It seems that Francie is this strong, resiliant tree; a subtle metaphor that creates an arching arbor covering the unfolding storyline. We meet Francie as she is reading a book on the third floor fire escape of the Brooklyn tenement which is her home. Francie has determined to read a book a day, chosen in alphabetical order, until she has read every book in the shabby library where her self-driven education took root, in spite of an uninspired, impersonal librarian.
“Oh, magic hour, when a child first knows she can read printed words.”
We certainly see the unfolding of that magic in Francie as she interprets life as she sees through the lenses of all the books she has read.
“From that time on, the world was hers for the reading. She would never be lonely again, never miss the lack of intimate friends. Books became her friends and there was one for every mood. There was poetry for quiet companionship. There was adventure when she tired of quiet hours. There would be love stories when she came into adolescence and when she wanted to feel a closeness to someone she could read a biography. On that day when she first knew she could read, she made a vow to read one book a day as long as she lived.”
The author artistically paints her characters using detailed accounts of their thought processing, especially those of Francie Nolan. Through the deep waters of her thoughts, we see a child who has been given a love and appreciation for all of life. Her wise mother teaches her children to value what is written by reading each day from the works of Shakespeare and also from the Bible. She committed to do this everyday for her children because her own wise mother, who could not read, told her it was the most important thing she could do for them.

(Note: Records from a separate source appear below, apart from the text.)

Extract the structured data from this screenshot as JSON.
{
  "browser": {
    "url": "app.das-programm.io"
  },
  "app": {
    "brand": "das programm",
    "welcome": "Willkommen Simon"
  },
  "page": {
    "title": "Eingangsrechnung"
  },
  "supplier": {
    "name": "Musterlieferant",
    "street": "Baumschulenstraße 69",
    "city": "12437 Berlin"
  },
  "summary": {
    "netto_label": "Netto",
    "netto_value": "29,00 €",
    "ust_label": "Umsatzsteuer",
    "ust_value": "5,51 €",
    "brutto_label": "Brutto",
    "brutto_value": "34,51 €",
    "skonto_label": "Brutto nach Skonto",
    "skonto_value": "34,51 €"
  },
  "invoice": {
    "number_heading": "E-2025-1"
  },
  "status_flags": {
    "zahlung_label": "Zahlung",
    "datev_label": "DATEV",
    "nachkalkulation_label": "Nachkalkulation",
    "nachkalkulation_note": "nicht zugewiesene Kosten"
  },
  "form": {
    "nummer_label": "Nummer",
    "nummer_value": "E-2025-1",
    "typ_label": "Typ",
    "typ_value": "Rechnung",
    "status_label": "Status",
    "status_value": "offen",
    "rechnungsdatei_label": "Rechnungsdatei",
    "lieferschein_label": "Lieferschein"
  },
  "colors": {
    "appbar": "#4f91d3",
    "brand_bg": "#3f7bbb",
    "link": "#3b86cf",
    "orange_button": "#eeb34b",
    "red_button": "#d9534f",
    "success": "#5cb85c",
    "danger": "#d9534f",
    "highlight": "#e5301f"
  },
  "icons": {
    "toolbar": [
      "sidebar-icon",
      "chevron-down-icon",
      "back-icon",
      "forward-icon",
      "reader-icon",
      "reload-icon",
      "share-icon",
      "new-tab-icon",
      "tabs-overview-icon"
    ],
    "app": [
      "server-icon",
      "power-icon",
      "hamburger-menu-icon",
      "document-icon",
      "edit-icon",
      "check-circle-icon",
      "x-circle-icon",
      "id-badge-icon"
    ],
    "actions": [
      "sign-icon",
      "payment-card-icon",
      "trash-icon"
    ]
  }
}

Mary Rommely, Francie’s grandmother said, ‘That is the book, then, and the book of Shakespeare. And every day you must read a page of each to your child—even though you yourself do not understand what is written down and cannot sound the words properly. You must do this that the child will grow up knowing of what is great—knowing that these tenements of Williamsburg are not the whole world.” “The Protestant Bible and Shakespeare.”
And on developing the imagination of a child, the grandmother explains to her daughter,
Francie’s young, handsome, talented father, Johnny Nolan, loves life with zeal but values drink above virtue. His family suffers immeasurably from his neglect and irresponsibility but they choose to admire what is redemptive in his character and his virtues are passed on to them in spite of his glaring flaws.
“Part of her life was made from the tree growing rankly in the yard. She was the bitter quarrels she had with her brother whom she loved dearly. She was Katie’s secret, despairing weeping. She was the shame of her father staggering home drunk”
What a beautiful book! Yes, this is a must read!